Summer is coming, and Missourians are hitting the open road, which, after a brutal winter, has taken quite a beating. The Missouri Department of Transportation is looking into making Missouri roads safer, not just by filling in potholes but also widening shoulders on rural roads and expanding Interstate 70 from two lanes to three. That sounds expensive, but the Missouri state legislature has a plan for drumming up close to $800 million a year over the next ten years for Department of Transportation projects – a one percent increase in sales and use tax.
On the surface, raising revenue to improve roads with just a one percent sales tax increase sounds like a great idea. But Jeanette Mott Oxford of the Missouri Association for Social Welfare worries about who a sales tax increase will hurt the most.
“Sales taxes hit people who have no discretionary income,” says Oxford.
Oxford, who was a Democratic member of the Missouri House of Representatives from 2005-2012, says that the 20 percent of Missourians who are making $17,000 or less already pay 5.9 percent of their incomes in sales tax. For the wealthiest one percent making over $366,000, sales tax makes up just .9 percent of their income.
“Adding any sales tax to that one out of five Missourians living at less than $17,000 a year, means someone might not be able to afford to keep their heat on in the winter, or might not be able to afford a co-pay on a prescription.”
Instead, Oxford says, why not modernize the state’s fuel tax – the 17 cent tax that consumers pay on gasoline, diesel fuel, kerosene, and blended fuel that hasn’t changed in over 18 years.
“Our fuel tax is 17 cents and next year it will be 17 cents and the next year after that it'll be 17 cents, unless the legislature or the people in our state act in some manner to increase it,” she says.
The current fuel tax rate was set in 1996 and hasn’t fluctuated even as the cost of asphalt, concrete, and labor has gone up.
“It would take around a dime to get us back up to the purchasing power of this size of that fuel tax in 1996.”
Oxford admits that any tax increase has the potential to hit low income Missourians hard, but says a fuel tax could be easier for them to manage.
“In the case of sales taxes it’s hard to avoid most weeks shopping for several things that are gonna have the sales tax on it,” she says. “But you can make some decisions about how much you drive.”
Republican representative Dave Hinson, from Missouri’s 119th district, sponsored the amendment proposing the sales and use tax increase. He says even a 10 cent increase in the fuel tax wouldn’t generate nearly enough revenue to meet the needs of Missouri’s Department of Transportation.
“It would take a 25 cent fuel tax increase to be able to fund the projects that MoDOTs planning to do in the next two years,” says Hinson.
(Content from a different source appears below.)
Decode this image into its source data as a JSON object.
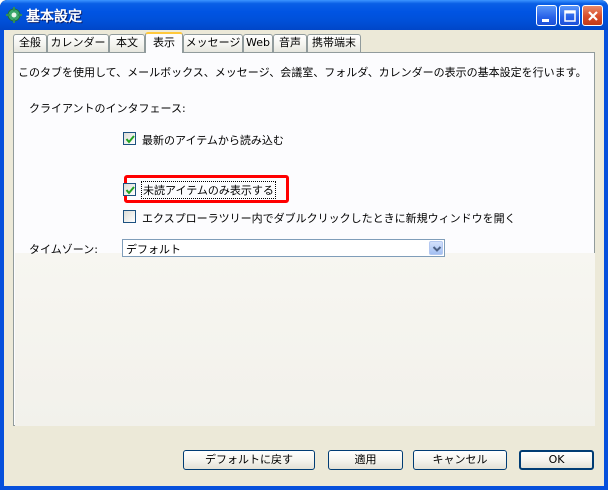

Of course this could all be moot by November. It’s actually really difficult to raise taxes in Missouri. According to Missouri state law, any tax increase that would generate a certain amount of revenue must be put to a vote of the people. It’s another reason lawmakers prefer a one percent sales tax increase over a 10 or 20 percent increase in fuel tax – they think it’ll be easier for the average Missouri voter to stomach when the measure shows up on the ballot this November.
Oxford disagrees. In 2002 when Missouri voted on a sales tax increase of just a half a percent, it was defeated at the polls by a 3 to 1 margin. A 4 cent increase on the fuel tax was also defeated that year.
So it’s not the actual percent increase that seems to matter to Missouri voters. No, the key to winning voter approval, Oxford says, is to keep them educated about the issue.
“I think people would be just as likely to vote for [a fuel tax] as for a sales tax, as long as we explained why we're doing it this way, what the impact is and also as long as we did create a mechanism by which we protected the families that are most vulnerable to an increase in fuel tax,” she says.
The downside to voter approved tax increases is that in order to educate the public, to have a chance at passing an increase of any size, lawmakers and advocacy groups would have to spend lots of money campaigning for the issue before Election Day.